──────── EXERCISE DATA
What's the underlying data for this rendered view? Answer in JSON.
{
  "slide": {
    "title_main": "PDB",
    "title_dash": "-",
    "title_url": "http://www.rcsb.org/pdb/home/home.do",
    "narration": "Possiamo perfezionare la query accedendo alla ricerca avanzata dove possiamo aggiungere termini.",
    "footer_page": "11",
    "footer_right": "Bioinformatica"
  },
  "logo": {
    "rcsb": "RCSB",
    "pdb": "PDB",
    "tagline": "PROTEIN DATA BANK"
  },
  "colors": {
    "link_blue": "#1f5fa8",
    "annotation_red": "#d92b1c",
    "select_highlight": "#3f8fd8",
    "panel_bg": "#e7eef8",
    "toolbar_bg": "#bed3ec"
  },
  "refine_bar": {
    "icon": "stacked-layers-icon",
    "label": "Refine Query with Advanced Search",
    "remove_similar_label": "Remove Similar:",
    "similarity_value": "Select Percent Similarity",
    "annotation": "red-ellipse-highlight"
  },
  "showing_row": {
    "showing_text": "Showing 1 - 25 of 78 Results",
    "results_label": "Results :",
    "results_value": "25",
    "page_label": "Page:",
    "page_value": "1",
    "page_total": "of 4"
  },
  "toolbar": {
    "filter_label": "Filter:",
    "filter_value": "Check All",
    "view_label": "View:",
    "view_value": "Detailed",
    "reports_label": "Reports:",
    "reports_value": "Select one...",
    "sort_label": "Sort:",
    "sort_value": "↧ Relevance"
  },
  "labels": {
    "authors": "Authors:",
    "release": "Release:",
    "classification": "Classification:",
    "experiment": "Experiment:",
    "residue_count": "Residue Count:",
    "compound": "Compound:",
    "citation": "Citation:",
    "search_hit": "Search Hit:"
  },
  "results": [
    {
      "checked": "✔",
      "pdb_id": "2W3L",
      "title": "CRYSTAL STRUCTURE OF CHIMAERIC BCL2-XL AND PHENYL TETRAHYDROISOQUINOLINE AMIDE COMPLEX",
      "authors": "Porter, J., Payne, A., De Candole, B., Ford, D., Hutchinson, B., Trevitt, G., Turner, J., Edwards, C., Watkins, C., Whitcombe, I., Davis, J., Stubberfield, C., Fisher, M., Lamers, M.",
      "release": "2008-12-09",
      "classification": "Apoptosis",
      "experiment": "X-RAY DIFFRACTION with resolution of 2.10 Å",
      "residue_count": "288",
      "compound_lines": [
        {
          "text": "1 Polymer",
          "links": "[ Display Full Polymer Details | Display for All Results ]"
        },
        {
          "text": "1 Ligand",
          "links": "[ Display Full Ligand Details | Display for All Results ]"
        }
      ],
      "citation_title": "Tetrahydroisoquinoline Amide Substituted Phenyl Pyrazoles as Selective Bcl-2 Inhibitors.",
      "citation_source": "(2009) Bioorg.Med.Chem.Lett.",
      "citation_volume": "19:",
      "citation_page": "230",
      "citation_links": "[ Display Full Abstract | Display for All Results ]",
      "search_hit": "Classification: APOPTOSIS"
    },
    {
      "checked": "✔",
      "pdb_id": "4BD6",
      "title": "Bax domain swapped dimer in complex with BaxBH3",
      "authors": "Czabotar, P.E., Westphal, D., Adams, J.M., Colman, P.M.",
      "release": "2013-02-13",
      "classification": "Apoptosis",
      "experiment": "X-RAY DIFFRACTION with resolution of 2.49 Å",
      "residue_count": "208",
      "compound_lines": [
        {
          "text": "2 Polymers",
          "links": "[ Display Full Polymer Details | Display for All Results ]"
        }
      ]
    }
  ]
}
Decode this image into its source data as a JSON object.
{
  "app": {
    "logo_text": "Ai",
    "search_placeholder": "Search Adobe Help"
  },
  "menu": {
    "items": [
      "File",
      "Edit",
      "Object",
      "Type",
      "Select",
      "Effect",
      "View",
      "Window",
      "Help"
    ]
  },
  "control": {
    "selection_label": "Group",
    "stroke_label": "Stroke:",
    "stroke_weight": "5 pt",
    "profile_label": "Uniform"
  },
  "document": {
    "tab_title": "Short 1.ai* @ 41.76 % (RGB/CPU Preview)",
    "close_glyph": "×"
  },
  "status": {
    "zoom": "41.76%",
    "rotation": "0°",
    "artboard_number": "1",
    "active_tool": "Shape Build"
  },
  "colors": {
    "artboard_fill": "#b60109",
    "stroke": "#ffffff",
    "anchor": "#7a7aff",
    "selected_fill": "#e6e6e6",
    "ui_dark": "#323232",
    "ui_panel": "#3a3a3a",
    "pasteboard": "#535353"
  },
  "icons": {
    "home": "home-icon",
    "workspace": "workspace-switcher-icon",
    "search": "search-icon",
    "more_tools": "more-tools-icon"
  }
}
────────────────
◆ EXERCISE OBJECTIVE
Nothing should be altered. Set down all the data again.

◆ RESPONSE TO THE EXERCISE
What's the underlying data for this rendered view? Answer in JSON.
{
  "slide": {
    "title_main": "PDB",
    "title_dash": "-",
    "title_url": "http://www.rcsb.org/pdb/home/home.do",
    "narration": "Possiamo perfezionare la query accedendo alla ricerca avanzata dove possiamo aggiungere termini.",
    "footer_page": "11",
    "footer_right": "Bioinformatica"
  },
  "logo": {
    "rcsb": "RCSB",
    "pdb": "PDB",
    "tagline": "PROTEIN DATA BANK"
  },
  "colors": {
    "link_blue": "#1f5fa8",
    "annotation_red": "#d92b1c",
    "select_highlight": "#3f8fd8",
    "panel_bg": "#e7eef8",
    "toolbar_bg": "#bed3ec"
  },
  "refine_bar": {
    "icon": "stacked-layers-icon",
    "label": "Refine Query with Advanced Search",
    "remove_similar_label": "Remove Similar:",
    "similarity_value": "Select Percent Similarity",
    "annotation": "red-ellipse-highlight"
  },
  "showing_row": {
    "showing_text": "Showing 1 - 25 of 78 Results",
    "results_label": "Results :",
    "results_value": "25",
    "page_label": "Page:",
    "page_value": "1",
    "page_total": "of 4"
  },
  "toolbar": {
    "filter_label": "Filter:",
    "filter_value": "Check All",
    "view_label": "View:",
    "view_value": "Detailed",
    "reports_label": "Reports:",
    "reports_value": "Select one...",
    "sort_label": "Sort:",
    "sort_value": "↧ Relevance"
  },
  "labels": {
    "authors": "Authors:",
    "release": "Release:",
    "classification": "Classification:",
    "experiment": "Experiment:",
    "residue_count": "Residue Count:",
    "compound": "Compound:",
    "citation": "Citation:",
    "search_hit": "Search Hit:"
  },
  "results": [
    {
      "checked": "✔",
      "pdb_id": "2W3L",
      "title": "CRYSTAL STRUCTURE OF CHIMAERIC BCL2-XL AND PHENYL TETRAHYDROISOQUINOLINE AMIDE COMPLEX",
      "authors": "Porter, J., Payne, A., De Candole, B., Ford, D., Hutchinson, B., Trevitt, G., Turner, J., Edwards, C., Watkins, C., Whitcombe, I., Davis, J., Stubberfield, C., Fisher, M., Lamers, M.",
      "release": "2008-12-09",
      "classification": "Apoptosis",
      "experiment": "X-RAY DIFFRACTION with resolution of 2.10 Å",
      "residue_count": "288",
      "compound_lines": [
        {
          "text": "1 Polymer",
          "links": "[ Display Full Polymer Details | Display for All Results ]"
        },
        {
          "text": "1 Ligand",
          "links": "[ Display Full Ligand Details | Display for All Results ]"
        }
      ],
      "citation_title": "Tetrahydroisoquinoline Amide Substituted Phenyl Pyrazoles as Selective Bcl-2 Inhibitors.",
      "citation_source": "(2009) Bioorg.Med.Chem.Lett.",
      "citation_volume": "19:",
      "citation_page": "230",
      "citation_links": "[ Display Full Abstract | Display for All Results ]",
      "search_hit": "Classification: APOPTOSIS"
    },
    {
      "checked": "✔",
      "pdb_id": "4BD6",
      "title": "Bax domain swapped dimer in complex with BaxBH3",
      "authors": "Czabotar, P.E., Westphal, D., Adams, J.M., Colman, P.M.",
      "release": "2013-02-13",
      "classification": "Apoptosis",
      "experiment": "X-RAY DIFFRACTION with resolution of 2.49 Å",
      "residue_count": "208",
      "compound_lines": [
        {
          "text": "2 Polymers",
          "links": "[ Display Full Polymer Details | Display for All Results ]"
        }
      ]
    }
  ]
}
Decode this image into its source data as a JSON object.
{
  "app": {
    "logo_text": "Ai",
    "search_placeholder": "Search Adobe Help"
  },
  "menu": {
    "items": [
      "File",
      "Edit",
      "Object",
      "Type",
      "Select",
      "Effect",
      "View",
      "Window",
      "Help"
    ]
  },
  "control": {
    "selection_label": "Group",
    "stroke_label": "Stroke:",
    "stroke_weight": "5 pt",
    "profile_label": "Uniform"
  },
  "document": {
    "tab_title": "Short 1.ai* @ 41.76 % (RGB/CPU Preview)",
    "close_glyph": "×"
  },
  "status": {
    "zoom": "41.76%",
    "rotation": "0°",
    "artboard_number": "1",
    "active_tool": "Shape Build"
  },
  "colors": {
    "artboard_fill": "#b60109",
    "stroke": "#ffffff",
    "anchor": "#7a7aff",
    "selected_fill": "#e6e6e6",
    "ui_dark": "#323232",
    "ui_panel": "#3a3a3a",
    "pasteboard": "#535353"
  },
  "icons": {
    "home": "home-icon",
    "workspace": "workspace-switcher-icon",
    "search": "search-icon",
    "more_tools": "more-tools-icon"
  }
}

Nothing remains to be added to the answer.